Massage therapists and bodyworkers know that it is important to learn new skills and techniques in our practices for a variety of reasons: it keeps us interested in the work, it allows us to offer more and better service to our clients, and it keeps our clients interested in our work as well. Learning new skills on a continual basis also keeps us up to date and at the peak of professionalism in our field. But we don’t often take a good look at the various ways how we learn these new skills.
In this article, we take a look at informal learning, formal learning, ELearning and distance education to better understand our options.
The first way to learn new skills in our practices is through informal learning. This does not necessarily mean we are learning on our own, as we may be working with a mentor who has more experience with a particular modality or we may team up with a colleague to figure out some new technique. Informal learning with and from others is also called social learning, and it is a valid way to gain skills and experience, and to pass along some of that knowledge when those new to the field seek you out for help.
According to William Glasser, “we learn 10% of what we read, 20% of what we hear, 30% of what we see, 70% of what we discuss, 80% of what we experience and 95% of what we teach others.” While the accuracy of these numbers may be disputed, the concept seldom is. When we engage with the material, discuss it and practice it, and finally teach what we learned to someone else, it becomes ours in a way simply reading the material doesn’t compare to.
When engaging in informal learning, it is helpful to keep in mind the work of Howard Gardiner, who identified several types of intelligence: linguistic, mathematical, musical, kinesthetic, spacial, interpersonal and intrapersonal. Knowing how you learn best can serve you when you begin looking for learning materials on some new topic. For example, are you linguistic in nature? Would you prefer to read the information rather than work hands-on right off the bat? Or are you kinesthetic by nature, preferring to get right into the hands-on portion of learning a new technique. Perhaps you are visual (spacial) and prefer to see it done first, and then you are comfortable performing the new techniques.
Understanding your own learning style is vital in both formal and informal learning as it allows you to ask for and seek out the most appropriate learning materials.
One of the cons of informal learning that many educators point out is the fact that you don’t know what you don’t know! Think about that. You are not an expert on the technique and therefore do not know what, exactly, you need to learn to encompass the technique or modality successfully. Professional education providers engage in extensive fact finding to determine this point; what precisely is the scope of content to be taught and learned here?

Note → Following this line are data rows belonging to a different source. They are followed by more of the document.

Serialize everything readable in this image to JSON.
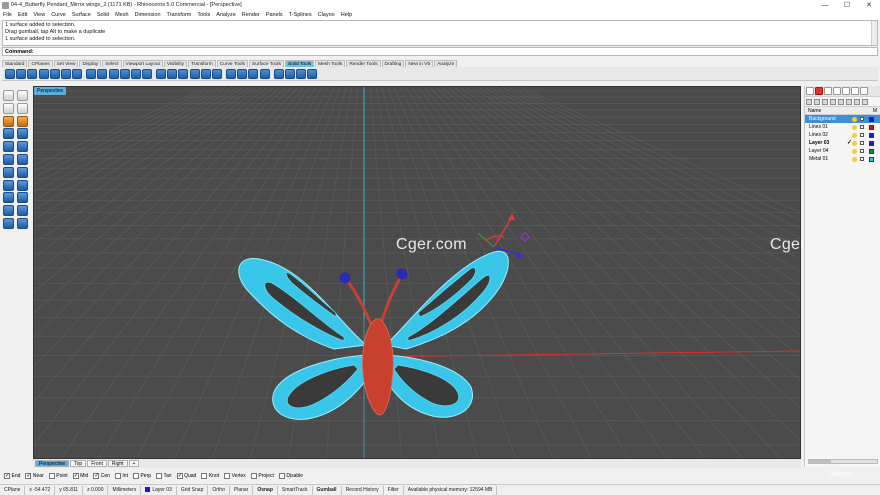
{
  "window": {
    "title": "04-4_Butterfly Pendant_Mirror wings_2 (1171 KB) - Rhinoceros 5.0 Commercial - [Perspective]",
    "controls": [
      "—",
      "☐",
      "✕"
    ]
  },
  "menu": [
    "File",
    "Edit",
    "View",
    "Curve",
    "Surface",
    "Solid",
    "Mesh",
    "Dimension",
    "Transform",
    "Tools",
    "Analyze",
    "Render",
    "Panels",
    "T-Splines",
    "Clayoo",
    "Help"
  ],
  "history": [
    "1 surface added to selection.",
    "Drag gumball, tap Alt to make a duplicate",
    "1 surface added to selection."
  ],
  "command": {
    "label": "Command:",
    "value": ""
  },
  "toolbar_tabs": [
    {
      "label": "Standard",
      "active": false
    },
    {
      "label": "CPlanes",
      "active": false
    },
    {
      "label": "Set View",
      "active": false
    },
    {
      "label": "Display",
      "active": false
    },
    {
      "label": "Select",
      "active": false
    },
    {
      "label": "Viewport Layout",
      "active": false
    },
    {
      "label": "Visibility",
      "active": false
    },
    {
      "label": "Transform",
      "active": false
    },
    {
      "label": "Curve Tools",
      "active": false
    },
    {
      "label": "Surface Tools",
      "active": false
    },
    {
      "label": "Solid Tools",
      "active": true
    },
    {
      "label": "Mesh Tools",
      "active": false
    },
    {
      "label": "Render Tools",
      "active": false
    },
    {
      "label": "Drafting",
      "active": false
    },
    {
      "label": "New in V5",
      "active": false
    },
    {
      "label": "Analyze",
      "active": false
    }
  ],
  "viewport": {
    "label": "Perspective",
    "watermark_left": "Cger.com",
    "watermark_right": "Cger.com",
    "colors": {
      "background": "#4b4b4b",
      "grid": "#5e5e5e",
      "wing": "#39c6e8",
      "body": "#c8412f",
      "antenna_tip": "#2a2ab4"
    }
  },
  "viewport_tabs": [
    {
      "label": "Perspective",
      "active": true
    },
    {
      "label": "Top",
      "active": false
    },
    {
      "label": "Front",
      "active": false
    },
    {
      "label": "Right",
      "active": false
    },
    {
      "label": "+",
      "active": false
    }
  ],
  "osnaps": [
    {
      "label": "End",
      "checked": true
    },
    {
      "label": "Near",
      "checked": true
    },
    {
      "label": "Point",
      "checked": false
    },
    {
      "label": "Mid",
      "checked": true
    },
    {
      "label": "Cen",
      "checked": true
    },
    {
      "label": "Int",
      "checked": false
    },
    {
      "label": "Perp",
      "checked": false
    },
    {
      "label": "Tan",
      "checked": false
    },
    {
      "label": "Quad",
      "checked": true
    },
    {
      "label": "Knot",
      "checked": false
    },
    {
      "label": "Vertex",
      "checked": false
    },
    {
      "label": "Project",
      "checked": false
    },
    {
      "label": "Disable",
      "checked": false
    }
  ],
  "status": {
    "cplane": "CPlane",
    "x": "x -54.472",
    "y": "y 65.811",
    "z": "z 0.000",
    "units": "Millimeters",
    "layer": "Layer 03",
    "toggles": [
      {
        "label": "Grid Snap",
        "bold": false
      },
      {
        "label": "Ortho",
        "bold": false
      },
      {
        "label": "Planar",
        "bold": false
      },
      {
        "label": "Osnap",
        "bold": true
      },
      {
        "label": "SmartTrack",
        "bold": false
      },
      {
        "label": "Gumball",
        "bold": true
      },
      {
        "label": "Record History",
        "bold": false
      },
      {
        "label": "Filter",
        "bold": false
      }
    ],
    "memory": "Available physical memory: 12594 MB"
  },
  "layers": {
    "header": "Name",
    "material_col": "M",
    "rows": [
      {
        "name": "Background",
        "color": "#1a1acc",
        "selected": true,
        "current": false
      },
      {
        "name": "Lines 01",
        "color": "#cc1a1a",
        "selected": false,
        "current": false
      },
      {
        "name": "Lines 02",
        "color": "#1a1acc",
        "selected": false,
        "current": false
      },
      {
        "name": "Layer 03",
        "color": "#1a1acc",
        "selected": false,
        "current": true
      },
      {
        "name": "Layer 04",
        "color": "#1a8a4a",
        "selected": false,
        "current": false
      },
      {
        "name": "Metal 01",
        "color": "#2ad0d0",
        "selected": false,
        "current": false
      }
    ],
    "current_mark": "✓"
  },
  "brand_watermark": "Udemy"
}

If you are not comfortable with informal learning, or perhaps you do not have that luxury as you need continuing education credits, you can engage in formal learning. This learning is designed by qualified professional educators; thus the scope of content material and the qualities of the learning materials has been chosen with care. Also, there is typically some sort of assessment built in to a formal learning model.
- Formative Assessment – or the means used to find out how things are going, allowing you to rethink the way to proceed. Formative assessment may look like summative assessment and may consist of multiple-choice exams and matching, but the purpose is to keep learners on track.
- Summative Assessment – on the other hand, is intended to assign a grade. There is no plan for further instruction and this is a formal assessment of the student’s mastery of the materials.
There are several options for formal learning: classroom, ELearning and home study or online learning of the material.
- Classroom learning is what most of us are comfortable with, and can also involve an element of social learning. Learners all arrive to one classroom and an instructor leads us through the material. Usually the instructor will tell us the information (linguistic learning), then show us (spacial, visual learning), and finally ask us to perform the technique (kinesthetic learning). Classroom learning can be difficult for massage therapists, as getting together in one location at one time can prove challenging. For this reason, many choose ELearning or home study (or online learning) for their continuing education needs.
- ELearning generally takes place online, with a firm start and stop date for a course, during which a group of students (cohorts) engage with the learning material online, and converse with each other either in synchronous or asynchronous conversations. Home study, online learning is generally a singular endeavor. Learners will sign up for their own home study course and will begin immediately, working at their own pace and working alone until they’re finished. For many people this is ideal as it allows them to work learning and continuing education into their busy schedules. Home study, or online learning, is typically slightly less expensive as well, because there is no overhead involved in securing a suitable classroom and filling it each time.
Both ELearning and home study learning have the benefit of having been designed by adult learning professionals and content experts. This gives you the benefit of not needing to know what you do not know! Once you have read a course description and determined it is what you are looking for, you simply sign up and follow along, learning the material as it is presented to you, engaging with the learning material and utilizing the assessment elements to determine your levels of success in mastering the materials. Many massage therapists find that this option works best for them in filling their continuing education needs.